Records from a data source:
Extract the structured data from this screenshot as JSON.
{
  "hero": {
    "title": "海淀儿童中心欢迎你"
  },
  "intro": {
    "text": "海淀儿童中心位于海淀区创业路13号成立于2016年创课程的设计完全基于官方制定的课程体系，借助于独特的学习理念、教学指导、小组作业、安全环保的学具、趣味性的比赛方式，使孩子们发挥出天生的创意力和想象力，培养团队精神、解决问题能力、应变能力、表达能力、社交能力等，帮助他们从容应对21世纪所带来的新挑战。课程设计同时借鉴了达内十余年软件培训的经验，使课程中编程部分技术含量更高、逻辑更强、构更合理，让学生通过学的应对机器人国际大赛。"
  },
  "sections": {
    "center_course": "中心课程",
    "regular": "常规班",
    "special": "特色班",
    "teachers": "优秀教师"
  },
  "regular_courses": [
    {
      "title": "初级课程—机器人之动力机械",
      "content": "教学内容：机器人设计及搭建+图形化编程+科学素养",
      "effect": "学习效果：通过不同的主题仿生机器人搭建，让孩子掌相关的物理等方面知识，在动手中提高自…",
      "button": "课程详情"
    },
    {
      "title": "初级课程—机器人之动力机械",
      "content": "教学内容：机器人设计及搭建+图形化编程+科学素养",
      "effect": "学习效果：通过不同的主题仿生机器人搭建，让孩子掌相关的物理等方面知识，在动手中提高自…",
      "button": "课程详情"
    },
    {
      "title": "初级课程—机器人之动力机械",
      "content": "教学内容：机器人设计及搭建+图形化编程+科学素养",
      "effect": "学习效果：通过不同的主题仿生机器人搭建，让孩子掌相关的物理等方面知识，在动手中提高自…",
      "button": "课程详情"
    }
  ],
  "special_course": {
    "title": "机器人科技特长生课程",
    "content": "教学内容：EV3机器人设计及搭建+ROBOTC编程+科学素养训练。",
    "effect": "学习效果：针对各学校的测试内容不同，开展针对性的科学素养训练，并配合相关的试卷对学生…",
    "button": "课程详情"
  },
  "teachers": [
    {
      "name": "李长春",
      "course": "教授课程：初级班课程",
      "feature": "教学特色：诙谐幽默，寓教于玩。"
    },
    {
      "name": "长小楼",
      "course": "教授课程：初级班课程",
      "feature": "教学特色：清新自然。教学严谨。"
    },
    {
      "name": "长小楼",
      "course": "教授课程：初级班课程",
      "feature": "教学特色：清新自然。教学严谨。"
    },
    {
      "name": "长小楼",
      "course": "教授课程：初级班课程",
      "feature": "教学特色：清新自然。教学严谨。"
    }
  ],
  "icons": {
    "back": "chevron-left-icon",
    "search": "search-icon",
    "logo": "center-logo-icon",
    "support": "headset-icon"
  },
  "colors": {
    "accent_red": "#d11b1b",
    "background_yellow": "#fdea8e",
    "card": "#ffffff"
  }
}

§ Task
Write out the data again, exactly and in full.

§ Exercise solution
Extract the structured data from this screenshot as JSON.
{
  "hero": {
    "title": "海淀儿童中心欢迎你"
  },
  "intro": {
    "text": "海淀儿童中心位于海淀区创业路13号成立于2016年创课程的设计完全基于官方制定的课程体系，借助于独特的学习理念、教学指导、小组作业、安全环保的学具、趣味性的比赛方式，使孩子们发挥出天生的创意力和想象力，培养团队精神、解决问题能力、应变能力、表达能力、社交能力等，帮助他们从容应对21世纪所带来的新挑战。课程设计同时借鉴了达内十余年软件培训的经验，使课程中编程部分技术含量更高、逻辑更强、构更合理，让学生通过学的应对机器人国际大赛。"
  },
  "sections": {
    "center_course": "中心课程",
    "regular": "常规班",
    "special": "特色班",
    "teachers": "优秀教师"
  },
  "regular_courses": [
    {
      "title": "初级课程—机器人之动力机械",
      "content": "教学内容：机器人设计及搭建+图形化编程+科学素养",
      "effect": "学习效果：通过不同的主题仿生机器人搭建，让孩子掌相关的物理等方面知识，在动手中提高自…",
      "button": "课程详情"
    },
    {
      "title": "初级课程—机器人之动力机械",
      "content": "教学内容：机器人设计及搭建+图形化编程+科学素养",
      "effect": "学习效果：通过不同的主题仿生机器人搭建，让孩子掌相关的物理等方面知识，在动手中提高自…",
      "button": "课程详情"
    },
    {
      "title": "初级课程—机器人之动力机械",
      "content": "教学内容：机器人设计及搭建+图形化编程+科学素养",
      "effect": "学习效果：通过不同的主题仿生机器人搭建，让孩子掌相关的物理等方面知识，在动手中提高自…",
      "button": "课程详情"
    }
  ],
  "special_course": {
    "title": "机器人科技特长生课程",
    "content": "教学内容：EV3机器人设计及搭建+ROBOTC编程+科学素养训练。",
    "effect": "学习效果：针对各学校的测试内容不同，开展针对性的科学素养训练，并配合相关的试卷对学生…",
    "button": "课程详情"
  },
  "teachers": [
    {
      "name": "李长春",
      "course": "教授课程：初级班课程",
      "feature": "教学特色：诙谐幽默，寓教于玩。"
    },
    {
      "name": "长小楼",
      "course": "教授课程：初级班课程",
      "feature": "教学特色：清新自然。教学严谨。"
    },
    {
      "name": "长小楼",
      "course": "教授课程：初级班课程",
      "feature": "教学特色：清新自然。教学严谨。"
    },
    {
      "name": "长小楼",
      "course": "教授课程：初级班课程",
      "feature": "教学特色：清新自然。教学严谨。"
    }
  ],
  "icons": {
    "back": "chevron-left-icon",
    "search": "search-icon",
    "logo": "center-logo-icon",
    "support": "headset-icon"
  },
  "colors": {
    "accent_red": "#d11b1b",
    "background_yellow": "#fdea8e",
    "card": "#ffffff"
  }
}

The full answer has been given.